Give only the number of lines in the data that contain the word "this".

Dataset rows describing interfaces:
★ ★ ★ ★ ★

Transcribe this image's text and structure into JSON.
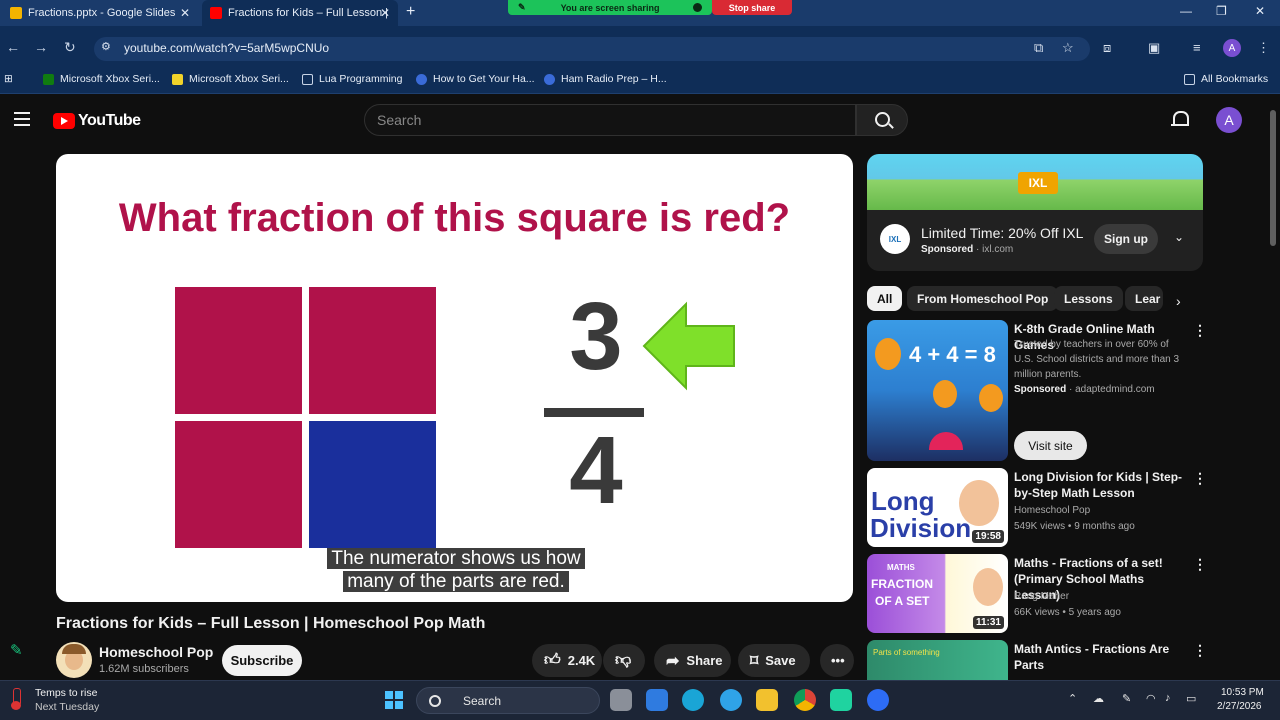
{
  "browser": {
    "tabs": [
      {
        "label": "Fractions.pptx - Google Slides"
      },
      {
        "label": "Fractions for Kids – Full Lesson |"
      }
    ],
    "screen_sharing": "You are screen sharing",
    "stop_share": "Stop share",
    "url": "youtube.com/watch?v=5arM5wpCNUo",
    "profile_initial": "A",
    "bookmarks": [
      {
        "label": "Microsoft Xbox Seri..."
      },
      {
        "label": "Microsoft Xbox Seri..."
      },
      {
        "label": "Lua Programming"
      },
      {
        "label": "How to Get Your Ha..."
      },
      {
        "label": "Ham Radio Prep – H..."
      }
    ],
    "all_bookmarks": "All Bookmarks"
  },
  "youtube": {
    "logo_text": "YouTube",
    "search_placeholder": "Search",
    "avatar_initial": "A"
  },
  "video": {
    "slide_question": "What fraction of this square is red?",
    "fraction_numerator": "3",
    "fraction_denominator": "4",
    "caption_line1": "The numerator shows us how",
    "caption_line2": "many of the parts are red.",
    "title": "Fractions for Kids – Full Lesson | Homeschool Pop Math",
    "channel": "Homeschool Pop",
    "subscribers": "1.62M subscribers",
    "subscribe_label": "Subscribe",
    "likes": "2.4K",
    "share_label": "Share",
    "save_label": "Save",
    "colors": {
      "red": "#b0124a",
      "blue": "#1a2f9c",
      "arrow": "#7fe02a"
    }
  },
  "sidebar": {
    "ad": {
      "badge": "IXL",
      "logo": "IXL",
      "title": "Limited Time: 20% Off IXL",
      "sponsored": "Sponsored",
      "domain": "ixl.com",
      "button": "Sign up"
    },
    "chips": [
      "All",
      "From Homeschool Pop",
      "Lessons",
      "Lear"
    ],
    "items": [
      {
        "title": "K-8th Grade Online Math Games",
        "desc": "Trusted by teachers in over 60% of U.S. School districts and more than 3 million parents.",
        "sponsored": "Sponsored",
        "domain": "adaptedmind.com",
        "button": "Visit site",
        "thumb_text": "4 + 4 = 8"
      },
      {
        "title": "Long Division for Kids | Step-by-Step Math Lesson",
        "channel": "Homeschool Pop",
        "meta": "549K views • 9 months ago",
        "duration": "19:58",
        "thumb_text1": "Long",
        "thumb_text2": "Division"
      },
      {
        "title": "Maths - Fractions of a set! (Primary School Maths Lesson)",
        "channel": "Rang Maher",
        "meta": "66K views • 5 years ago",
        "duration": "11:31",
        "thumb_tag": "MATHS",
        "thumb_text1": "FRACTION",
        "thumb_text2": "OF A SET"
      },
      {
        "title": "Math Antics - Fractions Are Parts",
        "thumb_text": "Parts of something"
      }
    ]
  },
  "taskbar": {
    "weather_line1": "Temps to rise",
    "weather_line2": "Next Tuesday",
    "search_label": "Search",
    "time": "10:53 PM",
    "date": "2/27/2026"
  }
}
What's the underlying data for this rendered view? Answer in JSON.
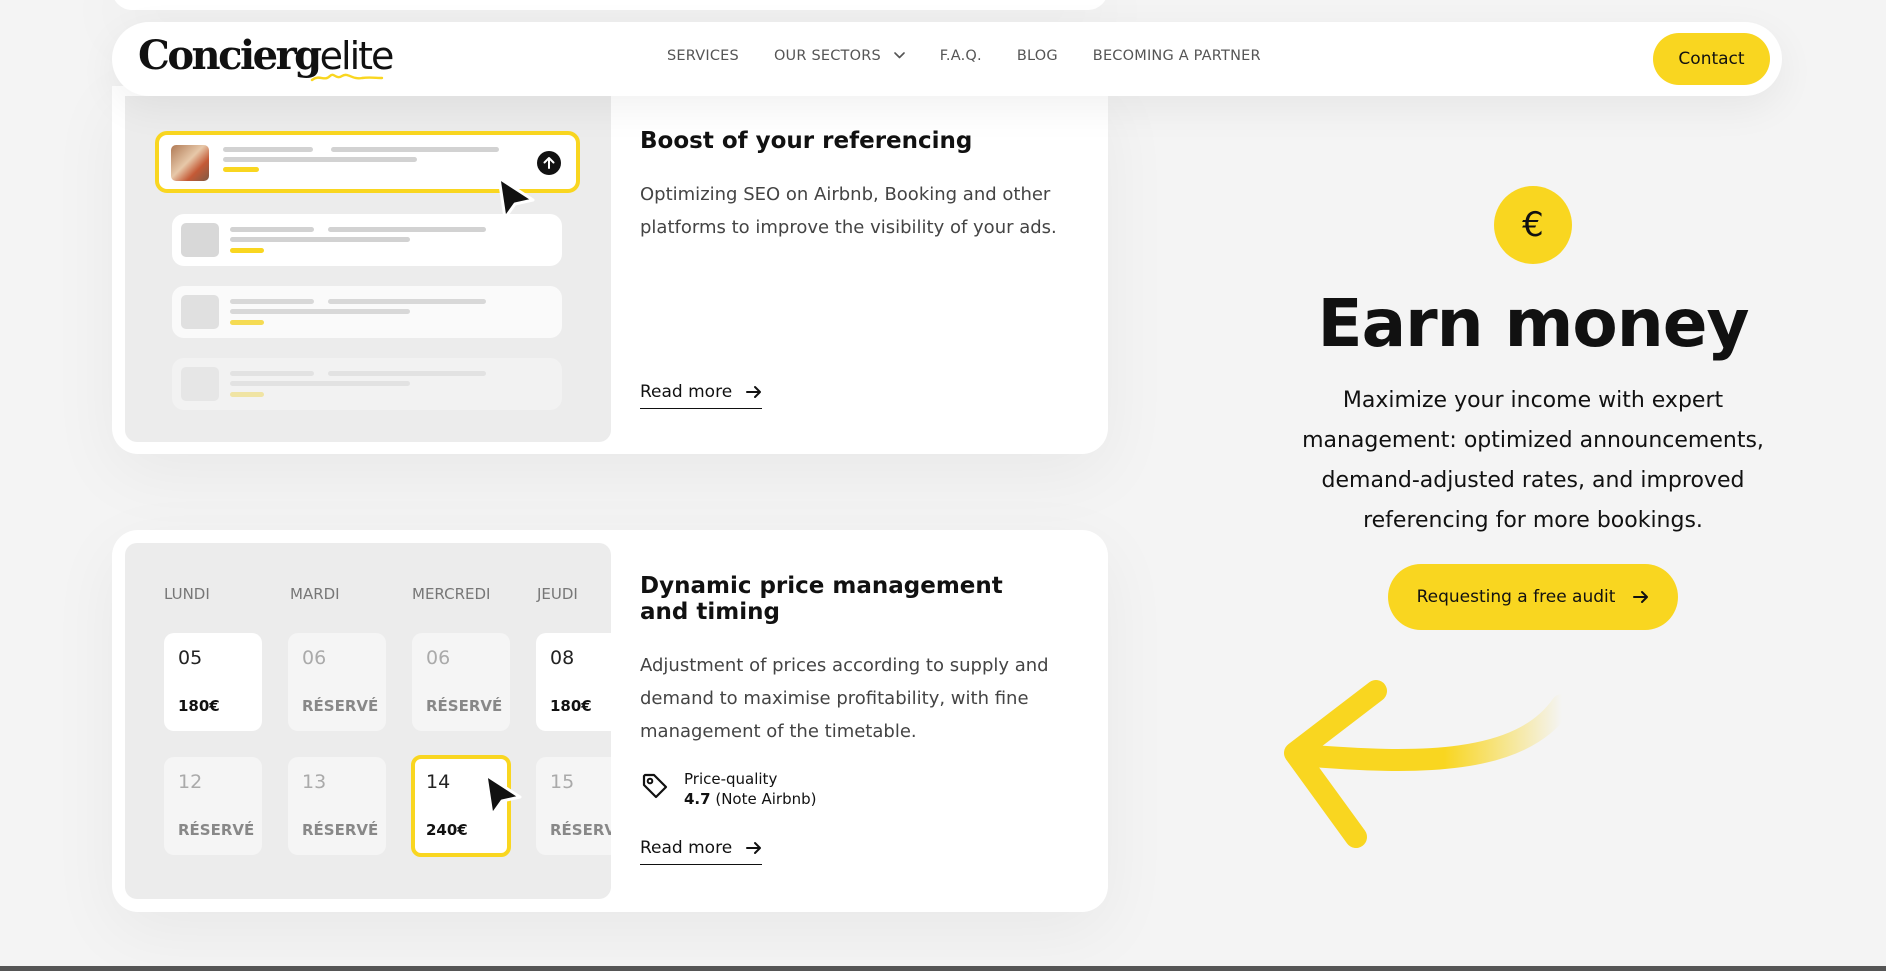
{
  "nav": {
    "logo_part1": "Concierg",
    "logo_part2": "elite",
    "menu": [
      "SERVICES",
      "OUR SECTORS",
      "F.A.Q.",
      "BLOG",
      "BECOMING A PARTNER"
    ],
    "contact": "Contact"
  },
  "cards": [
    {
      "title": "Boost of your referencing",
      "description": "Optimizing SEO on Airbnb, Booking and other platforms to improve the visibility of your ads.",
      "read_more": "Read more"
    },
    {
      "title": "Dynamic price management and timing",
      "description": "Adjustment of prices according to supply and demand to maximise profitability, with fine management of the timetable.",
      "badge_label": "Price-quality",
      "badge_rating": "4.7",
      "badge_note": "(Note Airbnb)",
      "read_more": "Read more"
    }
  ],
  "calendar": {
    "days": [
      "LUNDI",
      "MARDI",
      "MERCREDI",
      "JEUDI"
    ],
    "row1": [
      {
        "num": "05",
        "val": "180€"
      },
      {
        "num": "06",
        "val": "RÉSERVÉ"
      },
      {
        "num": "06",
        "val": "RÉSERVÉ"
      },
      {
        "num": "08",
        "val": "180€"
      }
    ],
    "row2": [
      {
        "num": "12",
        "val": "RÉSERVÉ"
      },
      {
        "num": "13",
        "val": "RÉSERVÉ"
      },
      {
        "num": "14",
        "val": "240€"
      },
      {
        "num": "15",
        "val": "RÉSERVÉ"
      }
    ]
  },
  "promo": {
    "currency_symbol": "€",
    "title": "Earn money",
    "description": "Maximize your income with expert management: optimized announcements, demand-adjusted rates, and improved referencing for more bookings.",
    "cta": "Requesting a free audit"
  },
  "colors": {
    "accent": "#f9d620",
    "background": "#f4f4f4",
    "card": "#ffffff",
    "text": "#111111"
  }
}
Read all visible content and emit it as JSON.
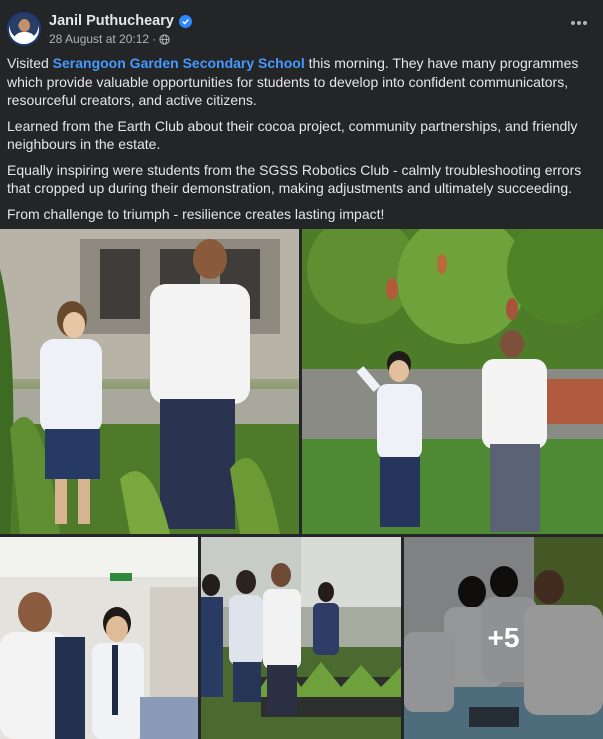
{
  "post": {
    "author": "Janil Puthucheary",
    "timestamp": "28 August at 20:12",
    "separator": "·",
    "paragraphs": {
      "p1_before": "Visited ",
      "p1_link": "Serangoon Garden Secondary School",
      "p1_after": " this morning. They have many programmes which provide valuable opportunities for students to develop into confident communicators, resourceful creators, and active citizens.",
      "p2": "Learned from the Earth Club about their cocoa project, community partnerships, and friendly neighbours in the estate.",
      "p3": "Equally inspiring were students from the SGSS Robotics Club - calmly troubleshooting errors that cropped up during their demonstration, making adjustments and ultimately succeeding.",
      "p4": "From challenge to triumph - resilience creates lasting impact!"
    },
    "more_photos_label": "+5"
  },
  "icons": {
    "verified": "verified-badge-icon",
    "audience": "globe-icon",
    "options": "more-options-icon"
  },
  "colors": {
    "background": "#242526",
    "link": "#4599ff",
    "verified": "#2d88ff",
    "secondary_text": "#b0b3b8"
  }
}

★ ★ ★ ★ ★

◆ Exercise output:
4